◆ **Task**: Return the whole listing exactly, omitting the pictures.

◆ **Data for this task**:

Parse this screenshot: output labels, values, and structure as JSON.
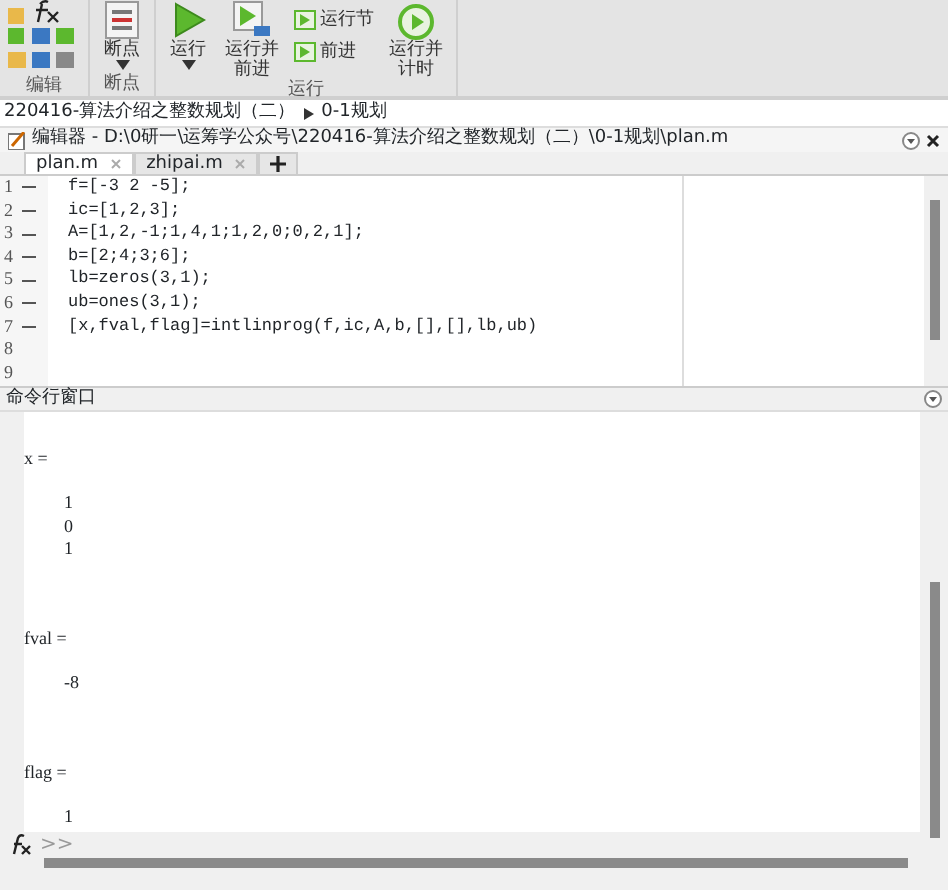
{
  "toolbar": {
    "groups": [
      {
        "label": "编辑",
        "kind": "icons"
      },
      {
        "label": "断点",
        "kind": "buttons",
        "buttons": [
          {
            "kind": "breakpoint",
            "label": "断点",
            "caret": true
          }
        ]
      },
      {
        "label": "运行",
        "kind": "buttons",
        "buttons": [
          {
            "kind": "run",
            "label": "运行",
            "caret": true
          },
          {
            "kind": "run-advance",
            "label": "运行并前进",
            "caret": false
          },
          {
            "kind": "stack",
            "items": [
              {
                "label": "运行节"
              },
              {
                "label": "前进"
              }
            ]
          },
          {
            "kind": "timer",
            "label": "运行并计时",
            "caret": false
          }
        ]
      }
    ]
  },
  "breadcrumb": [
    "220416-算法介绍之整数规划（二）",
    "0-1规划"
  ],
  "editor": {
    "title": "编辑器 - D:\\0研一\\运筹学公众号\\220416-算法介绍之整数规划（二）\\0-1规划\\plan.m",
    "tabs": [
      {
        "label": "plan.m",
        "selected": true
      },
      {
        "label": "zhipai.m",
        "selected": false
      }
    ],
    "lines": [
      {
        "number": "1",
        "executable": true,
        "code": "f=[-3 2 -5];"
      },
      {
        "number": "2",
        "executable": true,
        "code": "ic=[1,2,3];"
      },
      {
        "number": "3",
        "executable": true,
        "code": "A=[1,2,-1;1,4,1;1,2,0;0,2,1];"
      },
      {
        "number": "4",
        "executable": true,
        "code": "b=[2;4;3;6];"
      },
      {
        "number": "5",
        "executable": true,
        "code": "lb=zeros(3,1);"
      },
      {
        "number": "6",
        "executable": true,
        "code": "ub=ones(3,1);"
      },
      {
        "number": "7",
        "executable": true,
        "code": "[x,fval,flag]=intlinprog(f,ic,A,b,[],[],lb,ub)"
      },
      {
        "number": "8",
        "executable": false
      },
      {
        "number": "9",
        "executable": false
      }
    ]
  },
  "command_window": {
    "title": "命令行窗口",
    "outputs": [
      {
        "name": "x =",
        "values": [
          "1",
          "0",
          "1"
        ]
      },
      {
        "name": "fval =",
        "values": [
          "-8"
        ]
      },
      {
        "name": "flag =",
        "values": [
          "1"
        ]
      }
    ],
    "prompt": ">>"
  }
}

◆ **Response**:
Parse this screenshot: output labels, values, and structure as JSON.
{
  "toolbar": {
    "groups": [
      {
        "label": "编辑",
        "kind": "icons"
      },
      {
        "label": "断点",
        "kind": "buttons",
        "buttons": [
          {
            "kind": "breakpoint",
            "label": "断点",
            "caret": true
          }
        ]
      },
      {
        "label": "运行",
        "kind": "buttons",
        "buttons": [
          {
            "kind": "run",
            "label": "运行",
            "caret": true
          },
          {
            "kind": "run-advance",
            "label": "运行并前进",
            "caret": false
          },
          {
            "kind": "stack",
            "items": [
              {
                "label": "运行节"
              },
              {
                "label": "前进"
              }
            ]
          },
          {
            "kind": "timer",
            "label": "运行并计时",
            "caret": false
          }
        ]
      }
    ]
  },
  "breadcrumb": [
    "220416-算法介绍之整数规划（二）",
    "0-1规划"
  ],
  "editor": {
    "title": "编辑器 - D:\\0研一\\运筹学公众号\\220416-算法介绍之整数规划（二）\\0-1规划\\plan.m",
    "tabs": [
      {
        "label": "plan.m",
        "selected": true
      },
      {
        "label": "zhipai.m",
        "selected": false
      }
    ],
    "lines": [
      {
        "number": "1",
        "executable": true,
        "code": "f=[-3 2 -5];"
      },
      {
        "number": "2",
        "executable": true,
        "code": "ic=[1,2,3];"
      },
      {
        "number": "3",
        "executable": true,
        "code": "A=[1,2,-1;1,4,1;1,2,0;0,2,1];"
      },
      {
        "number": "4",
        "executable": true,
        "code": "b=[2;4;3;6];"
      },
      {
        "number": "5",
        "executable": true,
        "code": "lb=zeros(3,1);"
      },
      {
        "number": "6",
        "executable": true,
        "code": "ub=ones(3,1);"
      },
      {
        "number": "7",
        "executable": true,
        "code": "[x,fval,flag]=intlinprog(f,ic,A,b,[],[],lb,ub)"
      },
      {
        "number": "8",
        "executable": false
      },
      {
        "number": "9",
        "executable": false
      }
    ]
  },
  "command_window": {
    "title": "命令行窗口",
    "outputs": [
      {
        "name": "x =",
        "values": [
          "1",
          "0",
          "1"
        ]
      },
      {
        "name": "fval =",
        "values": [
          "-8"
        ]
      },
      {
        "name": "flag =",
        "values": [
          "1"
        ]
      }
    ],
    "prompt": ">>"
  }
}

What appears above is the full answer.